Work item → Please return every line below that contains the string "structured".

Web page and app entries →
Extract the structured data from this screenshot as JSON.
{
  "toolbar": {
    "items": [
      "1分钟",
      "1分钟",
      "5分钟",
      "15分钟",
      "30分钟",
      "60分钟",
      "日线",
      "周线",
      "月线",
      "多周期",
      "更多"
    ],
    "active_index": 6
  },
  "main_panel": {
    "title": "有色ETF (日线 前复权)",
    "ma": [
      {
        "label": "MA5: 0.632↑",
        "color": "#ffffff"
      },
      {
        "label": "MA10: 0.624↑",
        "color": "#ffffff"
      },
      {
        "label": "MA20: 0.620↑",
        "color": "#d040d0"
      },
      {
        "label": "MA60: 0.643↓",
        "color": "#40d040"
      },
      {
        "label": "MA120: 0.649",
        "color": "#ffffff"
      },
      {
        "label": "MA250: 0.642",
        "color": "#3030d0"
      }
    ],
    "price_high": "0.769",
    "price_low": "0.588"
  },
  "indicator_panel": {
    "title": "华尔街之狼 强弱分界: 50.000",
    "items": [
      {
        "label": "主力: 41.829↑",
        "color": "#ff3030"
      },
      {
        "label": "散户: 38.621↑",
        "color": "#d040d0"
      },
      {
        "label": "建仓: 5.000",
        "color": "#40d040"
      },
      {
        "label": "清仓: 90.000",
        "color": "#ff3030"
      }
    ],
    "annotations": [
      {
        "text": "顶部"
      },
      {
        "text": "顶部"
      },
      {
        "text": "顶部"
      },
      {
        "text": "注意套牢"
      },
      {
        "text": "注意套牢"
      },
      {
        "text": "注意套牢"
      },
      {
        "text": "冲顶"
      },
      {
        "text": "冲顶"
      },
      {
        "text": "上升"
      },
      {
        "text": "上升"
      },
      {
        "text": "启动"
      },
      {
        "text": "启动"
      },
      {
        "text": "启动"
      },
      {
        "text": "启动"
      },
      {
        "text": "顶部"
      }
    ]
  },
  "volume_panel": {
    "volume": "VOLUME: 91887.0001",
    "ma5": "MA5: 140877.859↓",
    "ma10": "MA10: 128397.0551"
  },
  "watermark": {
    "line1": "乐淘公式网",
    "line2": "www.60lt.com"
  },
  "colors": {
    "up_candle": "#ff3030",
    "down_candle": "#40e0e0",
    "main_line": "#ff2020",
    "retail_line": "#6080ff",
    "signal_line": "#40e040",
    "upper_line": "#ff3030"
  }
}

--

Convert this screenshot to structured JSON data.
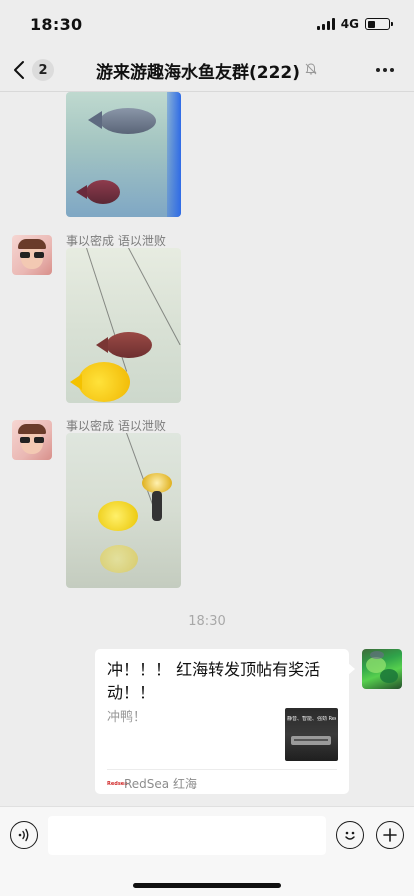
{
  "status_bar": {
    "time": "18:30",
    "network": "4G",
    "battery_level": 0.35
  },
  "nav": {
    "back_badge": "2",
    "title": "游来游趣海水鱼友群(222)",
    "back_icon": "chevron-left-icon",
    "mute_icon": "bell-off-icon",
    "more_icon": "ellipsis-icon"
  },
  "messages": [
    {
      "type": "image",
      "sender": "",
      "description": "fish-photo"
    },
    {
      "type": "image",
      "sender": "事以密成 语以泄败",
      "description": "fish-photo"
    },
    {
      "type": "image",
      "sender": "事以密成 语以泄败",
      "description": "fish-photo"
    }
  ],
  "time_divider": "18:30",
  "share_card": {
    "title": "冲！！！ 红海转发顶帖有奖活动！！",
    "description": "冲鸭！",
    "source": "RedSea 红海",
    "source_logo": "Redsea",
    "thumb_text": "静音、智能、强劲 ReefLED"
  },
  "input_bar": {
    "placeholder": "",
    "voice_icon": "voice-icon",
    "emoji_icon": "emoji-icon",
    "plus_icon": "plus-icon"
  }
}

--

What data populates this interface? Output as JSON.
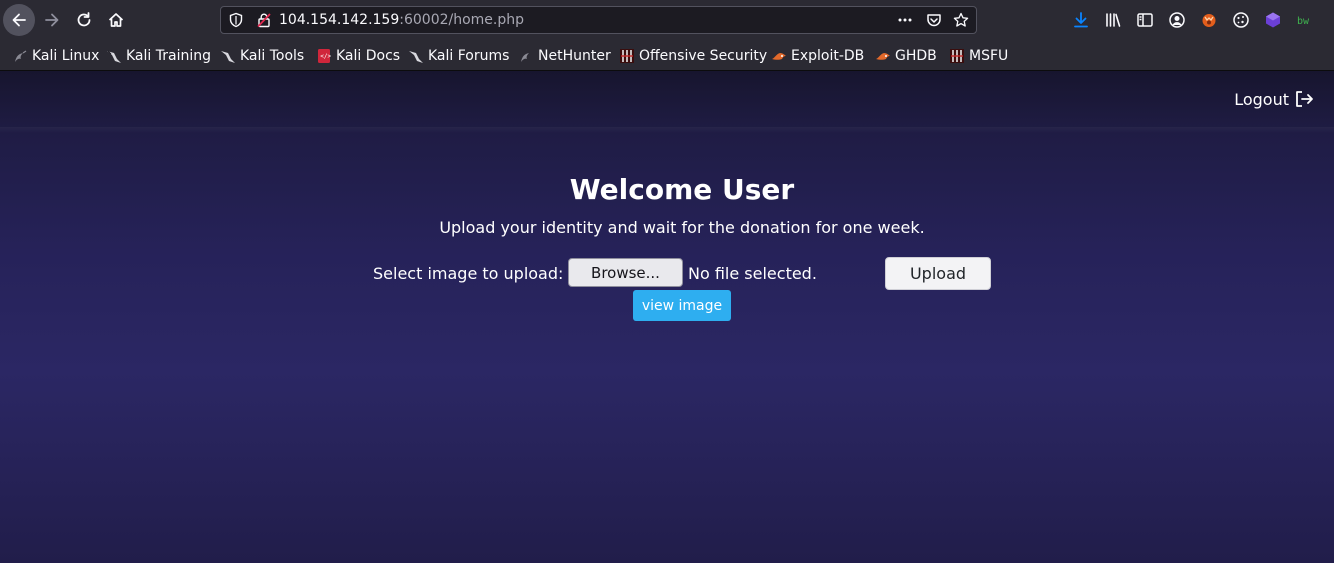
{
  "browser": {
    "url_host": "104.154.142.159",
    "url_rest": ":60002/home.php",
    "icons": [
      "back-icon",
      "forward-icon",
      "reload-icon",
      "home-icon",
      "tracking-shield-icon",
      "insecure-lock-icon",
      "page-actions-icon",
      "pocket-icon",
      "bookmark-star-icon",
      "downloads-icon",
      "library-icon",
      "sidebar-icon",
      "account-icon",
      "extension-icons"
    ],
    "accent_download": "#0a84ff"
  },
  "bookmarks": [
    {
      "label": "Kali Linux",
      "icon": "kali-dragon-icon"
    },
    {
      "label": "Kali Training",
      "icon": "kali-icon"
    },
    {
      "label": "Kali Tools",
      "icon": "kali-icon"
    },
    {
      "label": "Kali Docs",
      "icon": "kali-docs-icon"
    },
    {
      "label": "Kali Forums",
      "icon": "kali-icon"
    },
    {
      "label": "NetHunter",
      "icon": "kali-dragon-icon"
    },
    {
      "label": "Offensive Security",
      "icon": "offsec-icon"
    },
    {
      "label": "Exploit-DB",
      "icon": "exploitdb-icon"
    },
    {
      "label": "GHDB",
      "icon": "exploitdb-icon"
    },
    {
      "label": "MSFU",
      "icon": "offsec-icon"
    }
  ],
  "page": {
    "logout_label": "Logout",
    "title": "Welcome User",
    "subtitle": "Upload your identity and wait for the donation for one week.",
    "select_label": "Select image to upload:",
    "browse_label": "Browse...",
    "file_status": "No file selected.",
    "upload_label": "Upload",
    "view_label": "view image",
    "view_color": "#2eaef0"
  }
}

Result →
Extract the structured data from this screenshot as JSON.
Convert this screenshot to structured JSON data.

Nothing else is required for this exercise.